By Frank Bosse and Fritz Vahrenholt
(Translated/edited by P Gosselin)
Our sole relevant source of energy at the center of our solar system was quieter than normal in July for our current solar cycle (SC) 24. The entire cycle so far has only been 56% as active as the mean cycle.
And with a sunspot number (SSN) of 32.5 in July, it was only 42% as active as the mean for the 92nd month into the cycle. Compared to a month earlier (only 27%) it was a slight uptick:
Fig. 1: SC 24 until July 2016 (red) compared to the mean cycle, which is computed from the mean of the previous 23 cycles (blue), and SC5 (black) which was very similar in behavior.
The small upward hook arises from there being 5 spotless days in July, compared to 9 in June. After the record lame start of the cycle over the first 2 years, are we now experiencing a similar end as well?
Compared to the previous cycles, not much has changed since the month earlier:
Fig. 2: Accumulated sunspot anomaly from the mean (blue curve, Figure 1) for each cycle, 92 months into the cycle.
The red bar to the far right has been gaining in length in its downward direction over the past few months. Where will it end? There are still about 36 months remaining in the cycle, and most likely the bar representing SC 24 will continue to fall further. In our next report we will take a look again at the current polar fields, which are the first predictors for the upcoming cycle.
Due to time constraints, NTZ summarizes the main points pertaining to the AMO, the subject of the second part of Vahrenholt’s and Bosse’s post. Vahrenholt and Bosse present a figure that shows that the AMO likely has reached its positive maxima, and now may be headed downwards, which will have an impact on global climate over the coming decades.
AMO since 1950 with annual mean values and 20-year smoothing (low pass: Loess).
Bosse and Vahrenholt write that the AMO has an impact on hurricanes and the temperatures in Western Europe during the summer: “Yes, that’s right. How warm our summers are depends in large part on the AMO.”
The following chart depicts the land surface temperatures of Western Europe:
Western Europe land temperatures (CRUTEM 4) with a 20-year smoothing (Loess).
The two Die kalte Sonne authors write that the AMO plays a role on global temperature and that climate models have not taken the powerful AMO adequately into account, citing recent scientific publications. They summarize:
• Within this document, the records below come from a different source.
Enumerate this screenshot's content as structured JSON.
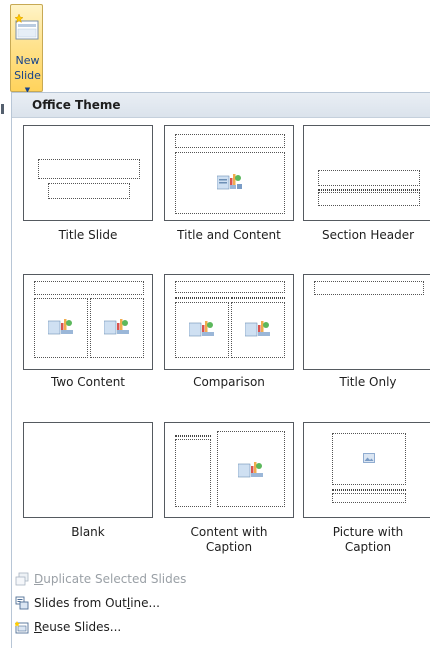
{
  "new_slide_button": {
    "line1": "New",
    "line2": "Slide"
  },
  "menu": {
    "header": "Office Theme",
    "layouts": [
      {
        "name": "Title Slide"
      },
      {
        "name": "Title and Content"
      },
      {
        "name": "Section Header"
      },
      {
        "name": "Two Content"
      },
      {
        "name": "Comparison"
      },
      {
        "name": "Title Only"
      },
      {
        "name": "Blank"
      },
      {
        "name": "Content with",
        "name2": "Caption"
      },
      {
        "name": "Picture with",
        "name2": "Caption"
      }
    ],
    "commands": [
      {
        "mnemonic": "D",
        "rest": "uplicate Selected Slides",
        "enabled": false,
        "icon": "duplicate-slides-icon"
      },
      {
        "pre": "Slides from Out",
        "mnemonic": "l",
        "rest": "ine...",
        "enabled": true,
        "icon": "slides-from-outline-icon"
      },
      {
        "mnemonic": "R",
        "rest": "euse Slides...",
        "enabled": true,
        "icon": "reuse-slides-icon"
      }
    ]
  },
  "colors": {
    "accent": "#ffd35c",
    "header": "#dbe3ec",
    "label_text": "#15428b"
  }
}
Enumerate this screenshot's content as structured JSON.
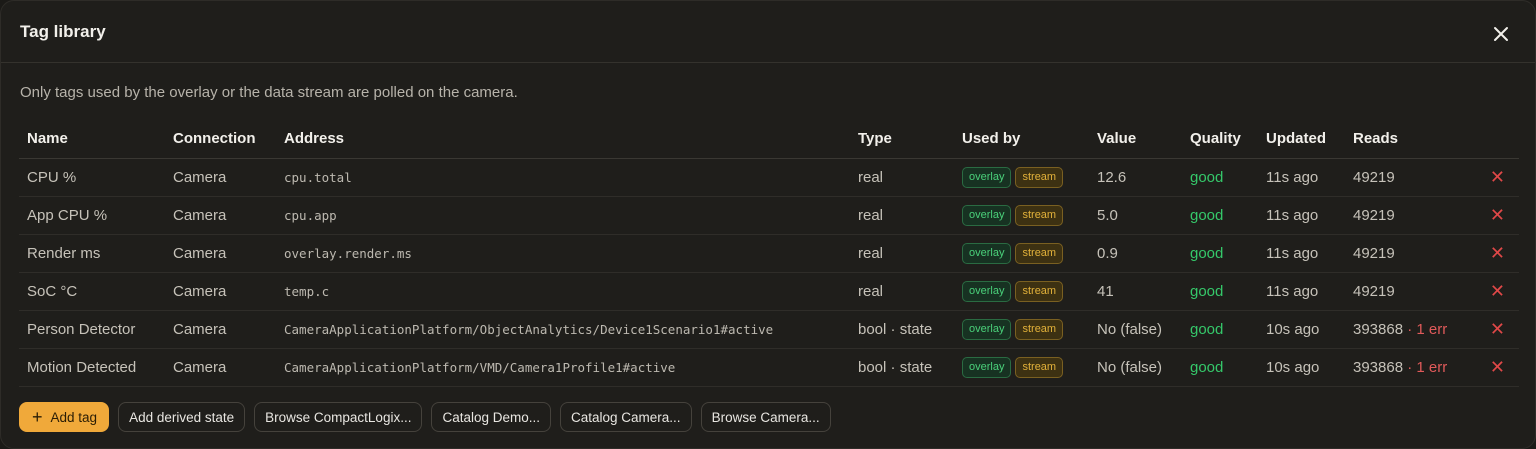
{
  "dialog": {
    "title": "Tag library",
    "description": "Only tags used by the overlay or the data stream are polled on the camera."
  },
  "table": {
    "headers": [
      "Name",
      "Connection",
      "Address",
      "Type",
      "Used by",
      "Value",
      "Quality",
      "Updated",
      "Reads"
    ],
    "rows": [
      {
        "name": "CPU %",
        "connection": "Camera",
        "address": "cpu.total",
        "type": "real",
        "tag1": "overlay",
        "tag2": "stream",
        "value": "12.6",
        "quality": "good",
        "updated": "11s ago",
        "reads": "49219",
        "errors": ""
      },
      {
        "name": "App CPU %",
        "connection": "Camera",
        "address": "cpu.app",
        "type": "real",
        "tag1": "overlay",
        "tag2": "stream",
        "value": "5.0",
        "quality": "good",
        "updated": "11s ago",
        "reads": "49219",
        "errors": ""
      },
      {
        "name": "Render ms",
        "connection": "Camera",
        "address": "overlay.render.ms",
        "type": "real",
        "tag1": "overlay",
        "tag2": "stream",
        "value": "0.9",
        "quality": "good",
        "updated": "11s ago",
        "reads": "49219",
        "errors": ""
      },
      {
        "name": "SoC °C",
        "connection": "Camera",
        "address": "temp.c",
        "type": "real",
        "tag1": "overlay",
        "tag2": "stream",
        "value": "41",
        "quality": "good",
        "updated": "11s ago",
        "reads": "49219",
        "errors": ""
      },
      {
        "name": "Person Detector",
        "connection": "Camera",
        "address": "CameraApplicationPlatform/ObjectAnalytics/Device1Scenario1#active",
        "type": "bool · state",
        "tag1": "overlay",
        "tag2": "stream",
        "value": "No (false)",
        "quality": "good",
        "updated": "10s ago",
        "reads": "393868",
        "errors": " · 1 err"
      },
      {
        "name": "Motion Detected",
        "connection": "Camera",
        "address": "CameraApplicationPlatform/VMD/Camera1Profile1#active",
        "type": "bool · state",
        "tag1": "overlay",
        "tag2": "stream",
        "value": "No (false)",
        "quality": "good",
        "updated": "10s ago",
        "reads": "393868",
        "errors": " · 1 err"
      }
    ],
    "delete_glyph": "✕"
  },
  "actions": {
    "add_tag": "Add tag",
    "add_derived": "Add derived state",
    "browse_compactlogix": "Browse CompactLogix...",
    "catalog_demo": "Catalog Demo...",
    "catalog_camera": "Catalog Camera...",
    "browse_camera": "Browse Camera..."
  },
  "colors": {
    "accent": "#f0a93a",
    "good": "#35c86a",
    "error": "#e05a5a"
  },
  "icons": {
    "close": "close-icon",
    "add": "plus-icon",
    "delete": "delete-icon"
  }
}
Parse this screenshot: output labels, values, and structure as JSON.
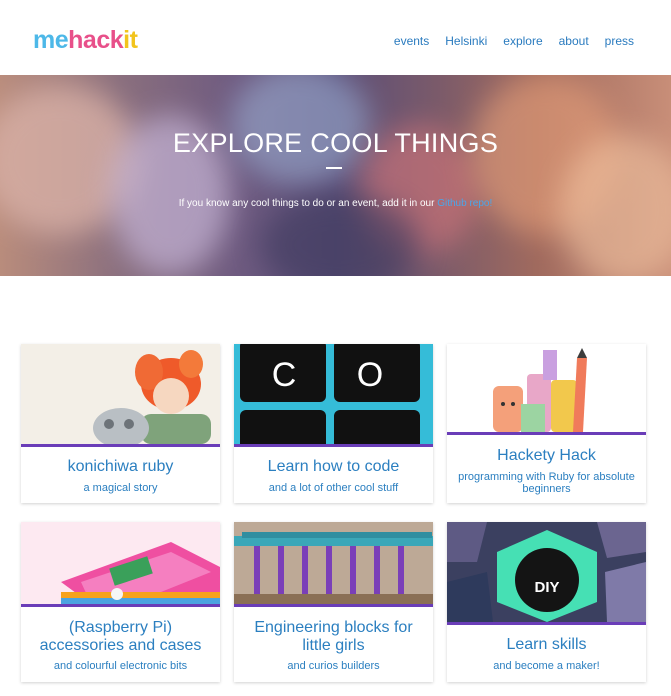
{
  "logo": {
    "me": "me",
    "hack": "hack",
    "it": "it"
  },
  "nav": [
    "events",
    "Helsinki",
    "explore",
    "about",
    "press"
  ],
  "hero": {
    "title": "EXPLORE COOL THINGS",
    "subtitle_text": "If you know any cool things to do or an event, add it in our ",
    "subtitle_link": "Github repo!"
  },
  "colors": {
    "accent": "#2b7fc0",
    "card_rule": "#6a3db8",
    "logo_me": "#4db8e8",
    "logo_hack": "#e8508a",
    "logo_it": "#f2c41d"
  },
  "cards": [
    {
      "title": "konichiwa ruby",
      "subtitle": "a magical story",
      "image": "girl-and-robot-illustration"
    },
    {
      "title": "Learn how to code",
      "subtitle": "and a lot of other cool stuff",
      "image": "keyboard-keys-co"
    },
    {
      "title": "Hackety Hack",
      "subtitle": "programming with Ruby for absolute beginners",
      "image": "pencils-illustration"
    },
    {
      "title": "(Raspberry Pi) accessories and cases",
      "subtitle": "and colourful electronic bits",
      "image": "raspberry-pi-case-photo"
    },
    {
      "title": "Engineering blocks for little girls",
      "subtitle": "and curios builders",
      "image": "engineering-toy-photo"
    },
    {
      "title": "Learn skills",
      "subtitle": "and become a maker!",
      "image": "diy-badge-illustration"
    }
  ]
}
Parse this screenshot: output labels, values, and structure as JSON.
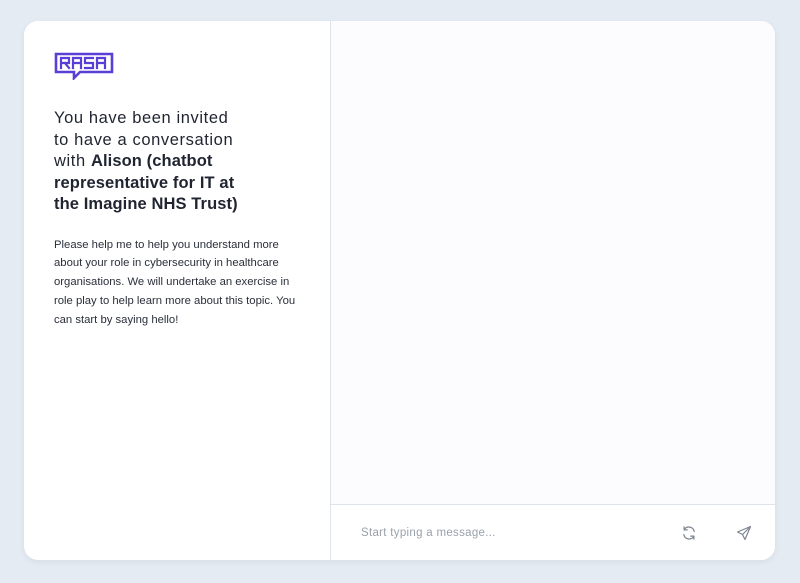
{
  "brand": {
    "logo_text": "RASA",
    "accent_color": "#5a3fd6"
  },
  "intro": {
    "heading_prefix": "You have been invited to have a conversation with",
    "heading_name": "Alison (chatbot representative for IT at the Imagine NHS Trust)",
    "description": "Please help me to help you understand more about your role in cybersecurity in healthcare organisations. We will undertake an exercise in role play to help learn more about this topic. You can start by saying hello!"
  },
  "composer": {
    "input_value": "",
    "placeholder": "Start typing a message...",
    "restart_icon": "refresh-icon",
    "send_icon": "send-icon"
  }
}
Many climate models and prognoses were tuned using data from the period 1976 to 2005 and assigned the effects of the reoccurring AMO increase during these years over to CO2. Climate sensitivity, the effect of CO2 on temperature, is thus overstated by 30-50%. The temperature changes expected from CO2 are less.”